His term in office started out well enough, but his administration soon became unpopular; mired in scandals often with himself at the centre of them, even his fellow world leaders grew tired of him — Margaret Thatcher, for one, found his constant self-aggrandisement irritating.

And — beaten by a serial loser in Francois Mitterrand in 1981 — VGE earned the dubious distinction of both being the first French President of the modern era to fail to be re-elected, and the first to be ousted by a socialist: a unique double whammy not matched until Nicolas Sarkozy lost to Francois Hollande earlier this year.

What is it with past leaders and their determination to inflate the public record of themselves?

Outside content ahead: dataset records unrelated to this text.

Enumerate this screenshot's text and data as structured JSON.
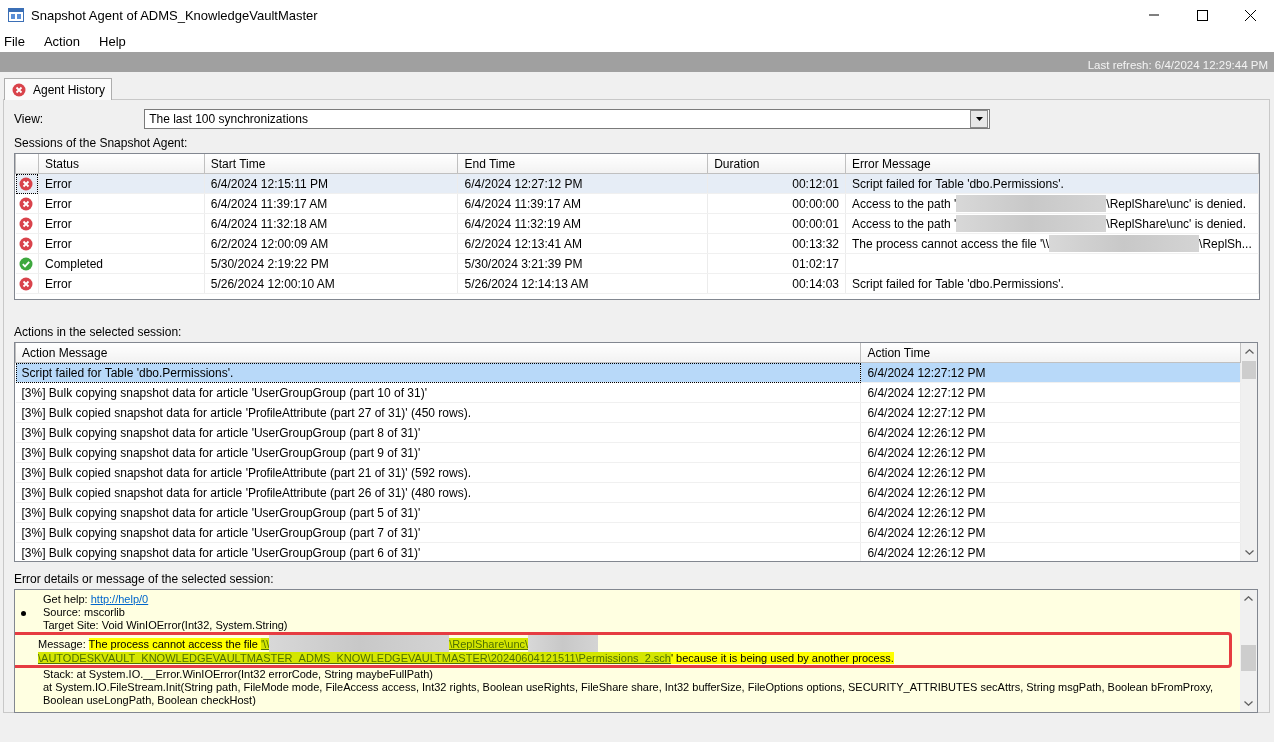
{
  "window": {
    "title": "Snapshot Agent of ADMS_KnowledgeVaultMaster"
  },
  "menu": [
    "File",
    "Action",
    "Help"
  ],
  "status": {
    "last_refresh": "Last refresh: 6/4/2024 12:29:44 PM"
  },
  "tabs": [
    {
      "label": "Agent History",
      "selected": true
    }
  ],
  "view": {
    "label": "View:",
    "value": "The last 100 synchronizations"
  },
  "sessions": {
    "label": "Sessions of the Snapshot Agent:",
    "columns": [
      "Status",
      "Start Time",
      "End Time",
      "Duration",
      "Error Message"
    ],
    "rows": [
      {
        "kind": "error",
        "selected": true,
        "status": "Error",
        "start": "6/4/2024 12:15:11 PM",
        "end": "6/4/2024 12:27:12 PM",
        "duration": "00:12:01",
        "error_message": [
          {
            "kind": "text",
            "text": "Script failed for Table 'dbo.Permissions'."
          }
        ]
      },
      {
        "kind": "error",
        "selected": false,
        "status": "Error",
        "start": "6/4/2024 11:39:17 AM",
        "end": "6/4/2024 11:39:17 AM",
        "duration": "00:00:00",
        "error_message": [
          {
            "kind": "text",
            "text": "Access to the path '"
          },
          {
            "kind": "redacted"
          },
          {
            "kind": "text",
            "text": "\\ReplShare\\unc' is denied."
          }
        ]
      },
      {
        "kind": "error",
        "selected": false,
        "status": "Error",
        "start": "6/4/2024 11:32:18 AM",
        "end": "6/4/2024 11:32:19 AM",
        "duration": "00:00:01",
        "error_message": [
          {
            "kind": "text",
            "text": "Access to the path '"
          },
          {
            "kind": "redacted"
          },
          {
            "kind": "text",
            "text": "\\ReplShare\\unc' is denied."
          }
        ]
      },
      {
        "kind": "error",
        "selected": false,
        "status": "Error",
        "start": "6/2/2024 12:00:09 AM",
        "end": "6/2/2024 12:13:41 AM",
        "duration": "00:13:32",
        "error_message": [
          {
            "kind": "text",
            "text": "The process cannot access the file '\\\\"
          },
          {
            "kind": "redacted"
          },
          {
            "kind": "text",
            "text": "\\ReplSh..."
          }
        ]
      },
      {
        "kind": "completed",
        "selected": false,
        "status": "Completed",
        "start": "5/30/2024 2:19:22 PM",
        "end": "5/30/2024 3:21:39 PM",
        "duration": "01:02:17"
      },
      {
        "kind": "error",
        "selected": false,
        "status": "Error",
        "start": "5/26/2024 12:00:10 AM",
        "end": "5/26/2024 12:14:13 AM",
        "duration": "00:14:03",
        "error_message": [
          {
            "kind": "text",
            "text": "Script failed for Table 'dbo.Permissions'."
          }
        ]
      }
    ]
  },
  "actions": {
    "label": "Actions in the selected session:",
    "columns": [
      "Action Message",
      "Action Time"
    ],
    "rows": [
      {
        "selected": true,
        "message": "Script failed for Table 'dbo.Permissions'.",
        "time": "6/4/2024 12:27:12 PM"
      },
      {
        "selected": false,
        "message": "[3%] Bulk copying snapshot data for article 'UserGroupGroup (part 10 of 31)'",
        "time": "6/4/2024 12:27:12 PM"
      },
      {
        "selected": false,
        "message": "[3%] Bulk copied snapshot data for article 'ProfileAttribute (part 27 of 31)' (450 rows).",
        "time": "6/4/2024 12:27:12 PM"
      },
      {
        "selected": false,
        "message": "[3%] Bulk copying snapshot data for article 'UserGroupGroup (part 8 of 31)'",
        "time": "6/4/2024 12:26:12 PM"
      },
      {
        "selected": false,
        "message": "[3%] Bulk copying snapshot data for article 'UserGroupGroup (part 9 of 31)'",
        "time": "6/4/2024 12:26:12 PM"
      },
      {
        "selected": false,
        "message": "[3%] Bulk copied snapshot data for article 'ProfileAttribute (part 21 of 31)' (592 rows).",
        "time": "6/4/2024 12:26:12 PM"
      },
      {
        "selected": false,
        "message": "[3%] Bulk copied snapshot data for article 'ProfileAttribute (part 26 of 31)' (480 rows).",
        "time": "6/4/2024 12:26:12 PM"
      },
      {
        "selected": false,
        "message": "[3%] Bulk copying snapshot data for article 'UserGroupGroup (part 5 of 31)'",
        "time": "6/4/2024 12:26:12 PM"
      },
      {
        "selected": false,
        "message": "[3%] Bulk copying snapshot data for article 'UserGroupGroup (part 7 of 31)'",
        "time": "6/4/2024 12:26:12 PM"
      },
      {
        "selected": false,
        "message": "[3%] Bulk copying snapshot data for article 'UserGroupGroup (part 6 of 31)'",
        "time": "6/4/2024 12:26:12 PM"
      }
    ]
  },
  "details": {
    "label": "Error details or message of the selected session:",
    "lines": [
      {
        "bullet": false,
        "annotated": false,
        "segments": [
          {
            "kind": "text",
            "text": "Get help: "
          },
          {
            "kind": "link",
            "text": "http://help/0"
          }
        ]
      },
      {
        "bullet": true,
        "annotated": false,
        "segments": [
          {
            "kind": "text",
            "text": "Source: mscorlib"
          }
        ]
      },
      {
        "bullet": false,
        "annotated": false,
        "segments": [
          {
            "kind": "text",
            "text": "Target Site: Void WinIOError(Int32, System.String)"
          }
        ]
      },
      {
        "bullet": false,
        "annotated": true,
        "segments": [
          {
            "kind": "text",
            "text": "Message: "
          },
          {
            "kind": "highlight",
            "text": "The process cannot access the file "
          },
          {
            "kind": "highlight_link",
            "text": "'\\\\"
          },
          {
            "kind": "redacted"
          },
          {
            "kind": "highlight_link",
            "text": "\\ReplShare\\unc\\"
          },
          {
            "kind": "redacted"
          },
          {
            "kind": "highlight_link",
            "text": "\\AUTODESKVAULT_KNOWLEDGEVAULTMASTER_ADMS_KNOWLEDGEVAULTMASTER\\20240604121511\\Permissions_"
          },
          {
            "kind": "highlight_link",
            "text": "2.sch"
          },
          {
            "kind": "highlight",
            "text": "' because it is being used by another process."
          }
        ]
      },
      {
        "bullet": false,
        "annotated": false,
        "segments": [
          {
            "kind": "text",
            "text": "Stack:    at System.IO.__Error.WinIOError(Int32 errorCode, String maybeFullPath)"
          }
        ]
      },
      {
        "bullet": false,
        "annotated": false,
        "segments": [
          {
            "kind": "text",
            "text": "at System.IO.FileStream.Init(String path, FileMode mode, FileAccess access, Int32 rights, Boolean useRights, FileShare share, Int32 bufferSize, FileOptions options, SECURITY_ATTRIBUTES secAttrs, String msgPath, Boolean bFromProxy, Boolean useLongPath, Boolean checkHost)"
          }
        ]
      }
    ]
  }
}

Is this a French thing, or is it politicians in general?

The question might seem obvious, until it is remembered that VGE, having failed to sell the family château to bankroll his exercises in self-promotion — a grand stately home that has been in his family for the better part of 100 years — is now busily liquidating all of the assets of value it contains, some of them virtually priceless, to pay for this latest attempted excursion into immortality.

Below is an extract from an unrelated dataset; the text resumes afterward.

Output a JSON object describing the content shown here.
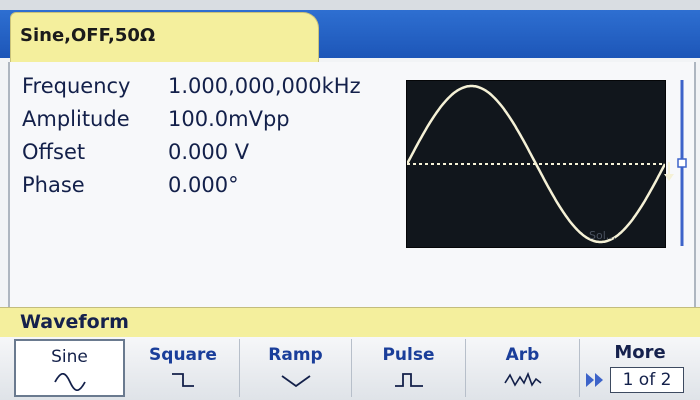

Such is the ridicule VGE has attracted over the years that he is largely regarded as a simple figure of fun by his countryfolk; indeed, a putative attempt to regain the presidency in 1995 died a quiet death when it was realised he was so unpopular he would struggle to attract double-digit support in the first round of France’s two-stage election process.

And these latest activities to build monuments to himself are merely the latest in a long, long line of adventures that have attracted negative publicity; one of the most notorious of these episodes involved the publication in 2009 of a novel entitled The Princess And The President, in which he seemed to suggest he had had an affair with the late Princess Diana.

Stung by the public outcry, VGE was forced to publicly state that the romance contained in the novel was purely fictitious.

Everyone knows that politicians see themselves as a cut above the rest of us; the “rulers and the ruled” mentality, and VGE — with his adopted family history of aristocracy and clear delusions of grandeur — apparently seeks to prove it.

What do readers think? Should former leaders go gently and softly into the night, or is there a case for eulogising them in the way Valery Giscard d’Estaing seeks to do for himself?